_TASK GOAL:_
Please copy out every line in the records below that includes the word "this".

== SUPPLIED RECORDS ==

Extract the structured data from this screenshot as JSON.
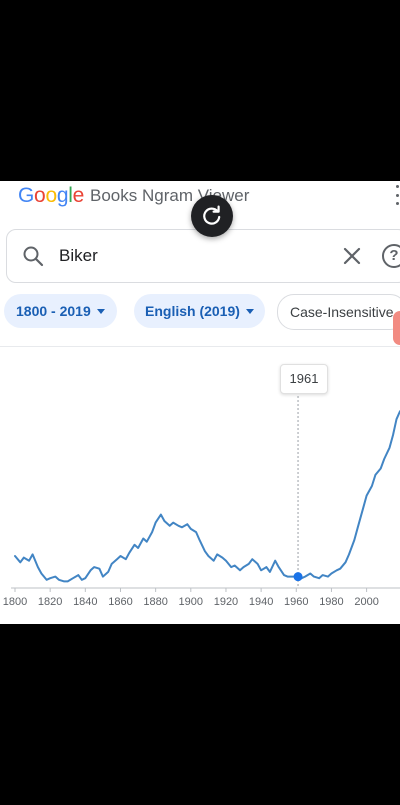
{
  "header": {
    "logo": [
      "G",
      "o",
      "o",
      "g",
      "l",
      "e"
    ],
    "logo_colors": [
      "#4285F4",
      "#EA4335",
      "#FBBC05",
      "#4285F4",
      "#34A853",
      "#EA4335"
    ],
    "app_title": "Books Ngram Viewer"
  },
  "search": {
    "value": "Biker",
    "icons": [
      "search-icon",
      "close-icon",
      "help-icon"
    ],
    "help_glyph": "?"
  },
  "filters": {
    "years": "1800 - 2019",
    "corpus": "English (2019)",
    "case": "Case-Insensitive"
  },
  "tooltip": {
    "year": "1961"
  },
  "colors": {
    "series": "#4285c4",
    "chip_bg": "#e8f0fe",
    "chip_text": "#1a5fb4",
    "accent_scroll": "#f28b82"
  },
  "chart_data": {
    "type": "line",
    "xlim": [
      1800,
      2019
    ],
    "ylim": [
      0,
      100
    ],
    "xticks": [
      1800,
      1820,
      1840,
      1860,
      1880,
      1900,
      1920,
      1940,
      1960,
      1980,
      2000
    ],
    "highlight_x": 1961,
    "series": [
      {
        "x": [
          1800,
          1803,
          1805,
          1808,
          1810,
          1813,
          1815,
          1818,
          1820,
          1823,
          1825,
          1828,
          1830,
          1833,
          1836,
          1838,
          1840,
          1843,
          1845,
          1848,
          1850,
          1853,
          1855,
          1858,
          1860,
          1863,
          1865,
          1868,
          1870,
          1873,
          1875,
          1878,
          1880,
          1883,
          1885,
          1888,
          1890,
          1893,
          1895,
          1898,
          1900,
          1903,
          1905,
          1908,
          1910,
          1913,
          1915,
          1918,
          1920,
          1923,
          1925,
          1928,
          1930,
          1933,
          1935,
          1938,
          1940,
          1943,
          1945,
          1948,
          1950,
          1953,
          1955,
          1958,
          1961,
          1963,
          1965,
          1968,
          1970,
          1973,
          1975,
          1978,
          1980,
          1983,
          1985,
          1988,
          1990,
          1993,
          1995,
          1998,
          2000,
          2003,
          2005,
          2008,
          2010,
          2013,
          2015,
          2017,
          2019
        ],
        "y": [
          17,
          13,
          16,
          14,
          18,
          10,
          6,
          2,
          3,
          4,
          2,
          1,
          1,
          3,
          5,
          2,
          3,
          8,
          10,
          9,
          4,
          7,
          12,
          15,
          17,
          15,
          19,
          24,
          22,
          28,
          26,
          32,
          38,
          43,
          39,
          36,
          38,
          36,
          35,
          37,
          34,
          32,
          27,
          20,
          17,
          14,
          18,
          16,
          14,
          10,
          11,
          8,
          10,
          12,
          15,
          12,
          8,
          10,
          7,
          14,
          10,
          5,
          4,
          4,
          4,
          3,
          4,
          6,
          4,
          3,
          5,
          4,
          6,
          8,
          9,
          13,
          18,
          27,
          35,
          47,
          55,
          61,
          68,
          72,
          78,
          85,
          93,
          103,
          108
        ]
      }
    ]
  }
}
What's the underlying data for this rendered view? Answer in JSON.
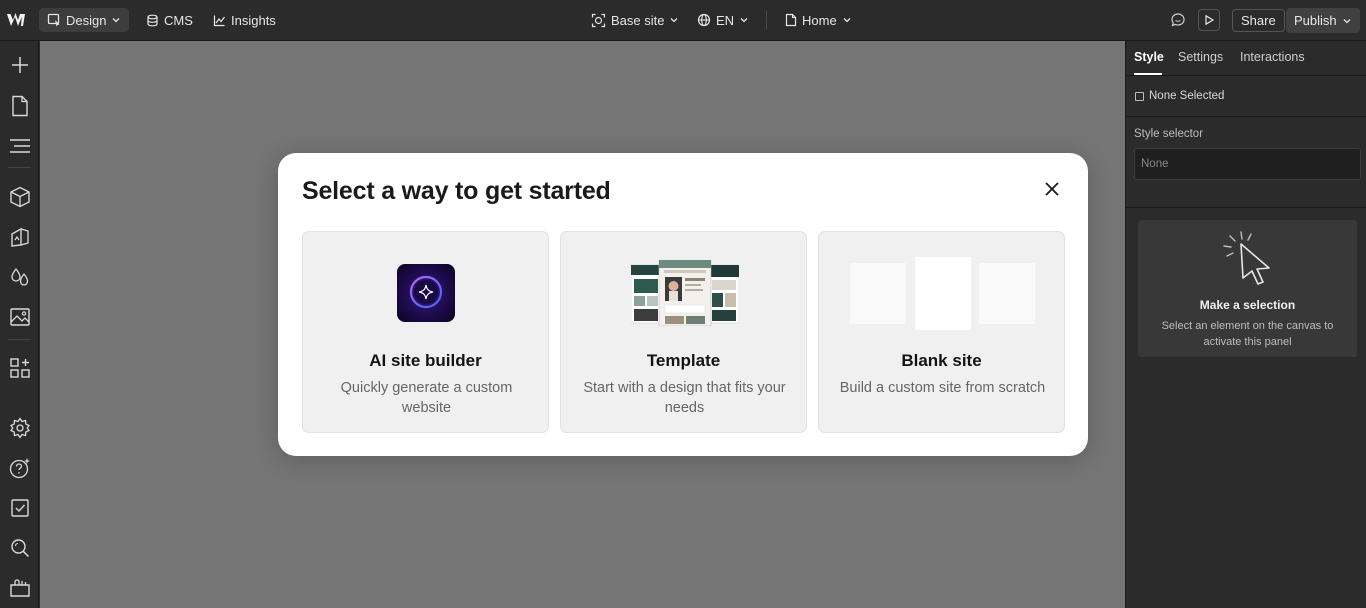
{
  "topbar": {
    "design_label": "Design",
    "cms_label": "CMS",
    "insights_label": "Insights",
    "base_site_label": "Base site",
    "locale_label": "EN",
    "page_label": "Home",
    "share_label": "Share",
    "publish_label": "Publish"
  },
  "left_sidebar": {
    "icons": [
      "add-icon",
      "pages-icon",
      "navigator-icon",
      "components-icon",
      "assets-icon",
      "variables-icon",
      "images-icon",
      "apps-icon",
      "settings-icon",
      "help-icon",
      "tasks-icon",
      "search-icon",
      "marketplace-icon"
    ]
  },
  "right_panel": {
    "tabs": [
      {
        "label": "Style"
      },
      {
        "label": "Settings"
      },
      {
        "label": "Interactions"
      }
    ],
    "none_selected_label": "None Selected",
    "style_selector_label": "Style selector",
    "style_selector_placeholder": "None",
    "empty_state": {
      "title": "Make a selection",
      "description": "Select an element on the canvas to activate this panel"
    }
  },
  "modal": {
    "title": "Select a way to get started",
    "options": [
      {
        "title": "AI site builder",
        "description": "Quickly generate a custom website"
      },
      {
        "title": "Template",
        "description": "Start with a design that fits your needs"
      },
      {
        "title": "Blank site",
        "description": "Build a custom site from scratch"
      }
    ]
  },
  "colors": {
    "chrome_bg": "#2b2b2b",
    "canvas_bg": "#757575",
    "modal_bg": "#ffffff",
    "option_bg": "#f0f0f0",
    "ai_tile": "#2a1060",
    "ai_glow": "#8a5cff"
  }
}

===

_ANSWER BOX:_
Extract the structured data from this screenshot as JSON.
What's the underlying data for this rendered view? Answer in JSON.
      "description": "Select an element on the canvas to activate this panel"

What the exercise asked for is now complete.